### PROVIDED DATA ###

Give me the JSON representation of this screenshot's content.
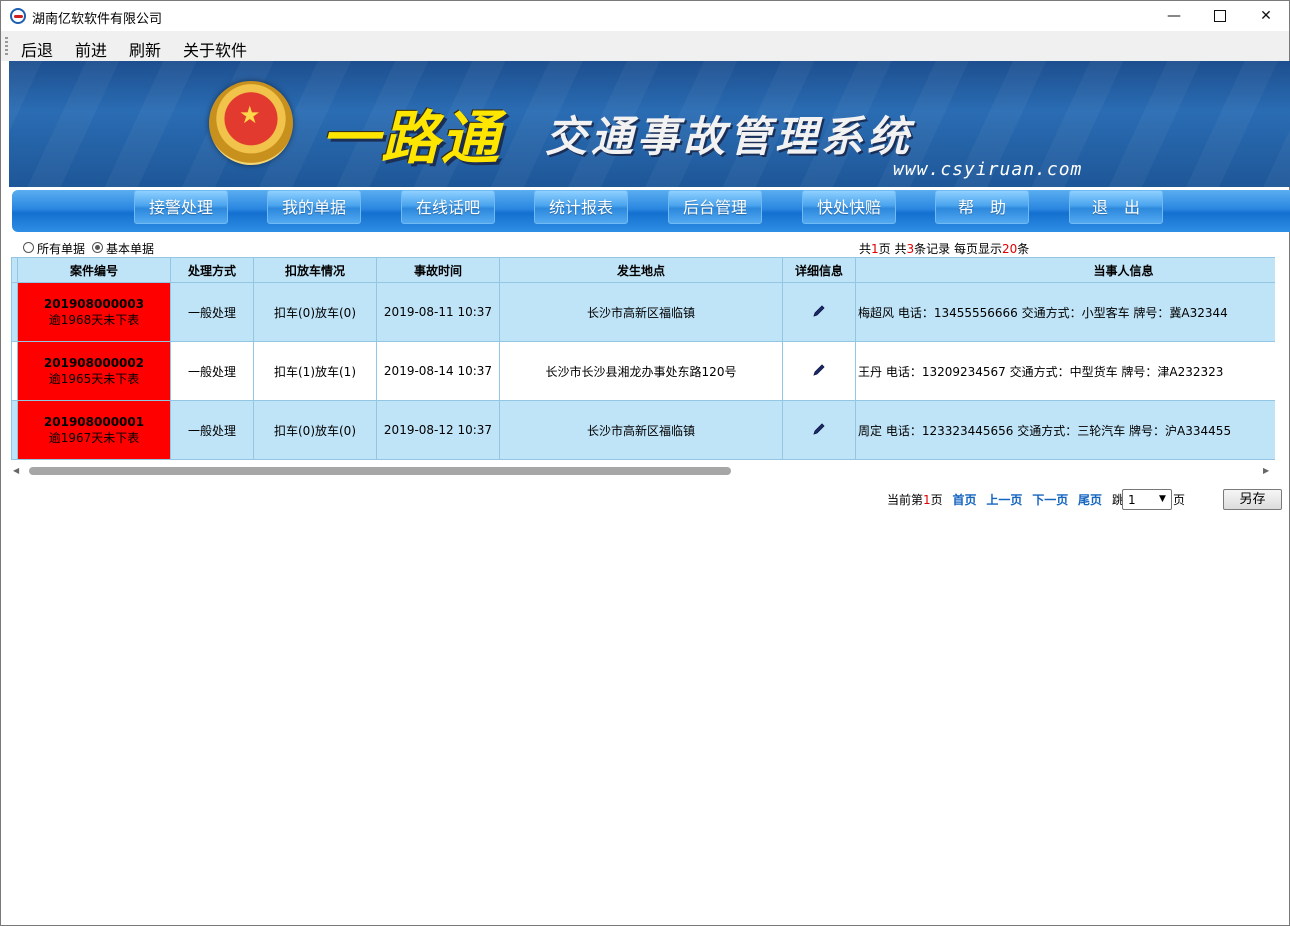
{
  "window": {
    "title": "湖南亿软软件有限公司"
  },
  "menu": [
    "后退",
    "前进",
    "刷新",
    "关于软件"
  ],
  "banner": {
    "title": "一路通",
    "subtitle": "交通事故管理系统",
    "url": "www.csyiruan.com"
  },
  "nav": [
    "接警处理",
    "我的单据",
    "在线话吧",
    "统计报表",
    "后台管理",
    "快处快赔",
    "帮　助",
    "退　出"
  ],
  "filter": {
    "option_all": "所有单据",
    "option_basic": "基本单据",
    "selected": "基本单据"
  },
  "page_info": {
    "prefix": "共",
    "total_pages": "1",
    "mid": "页  共",
    "total_records": "3",
    "mid2": "条记录  每页显示",
    "per_page": "20",
    "suffix": "条"
  },
  "table": {
    "headers": [
      "案件编号",
      "处理方式",
      "扣放车情况",
      "事故时间",
      "发生地点",
      "详细信息",
      "当事人信息"
    ],
    "rows": [
      {
        "case_no": "201908000003",
        "warn": "逾1968天未下表",
        "method": "一般处理",
        "vehicle": "扣车(0)放车(0)",
        "time": "2019-08-11 10:37",
        "location": "长沙市高新区福临镇",
        "party": "梅超风 电话：13455556666 交通方式：小型客车 牌号：冀A32344"
      },
      {
        "case_no": "201908000002",
        "warn": "逾1965天未下表",
        "method": "一般处理",
        "vehicle": "扣车(1)放车(1)",
        "time": "2019-08-14 10:37",
        "location": "长沙市长沙县湘龙办事处东路120号",
        "party": "王丹 电话：13209234567 交通方式：中型货车 牌号：津A232323"
      },
      {
        "case_no": "201908000001",
        "warn": "逾1967天未下表",
        "method": "一般处理",
        "vehicle": "扣车(0)放车(0)",
        "time": "2019-08-12 10:37",
        "location": "长沙市高新区福临镇",
        "party": "周定 电话：123323445656 交通方式：三轮汽车 牌号：沪A334455"
      }
    ]
  },
  "pager": {
    "current_prefix": "当前第",
    "current": "1",
    "current_suffix": "页",
    "first": "首页",
    "prev": "上一页",
    "next": "下一页",
    "last": "尾页",
    "jump": "跳到",
    "jump_value": "1",
    "page_unit": "页"
  },
  "save_as": "另存",
  "colors": {
    "case_bg": "#ff0000",
    "row_alt": "#bfe3f7",
    "nav_blue": "#2a86e0"
  }
}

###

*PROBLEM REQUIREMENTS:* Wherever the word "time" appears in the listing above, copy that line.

*SOLUTION:*
        "time": "2019-08-11 10:37",
        "time": "2019-08-14 10:37",
        "time": "2019-08-12 10:37",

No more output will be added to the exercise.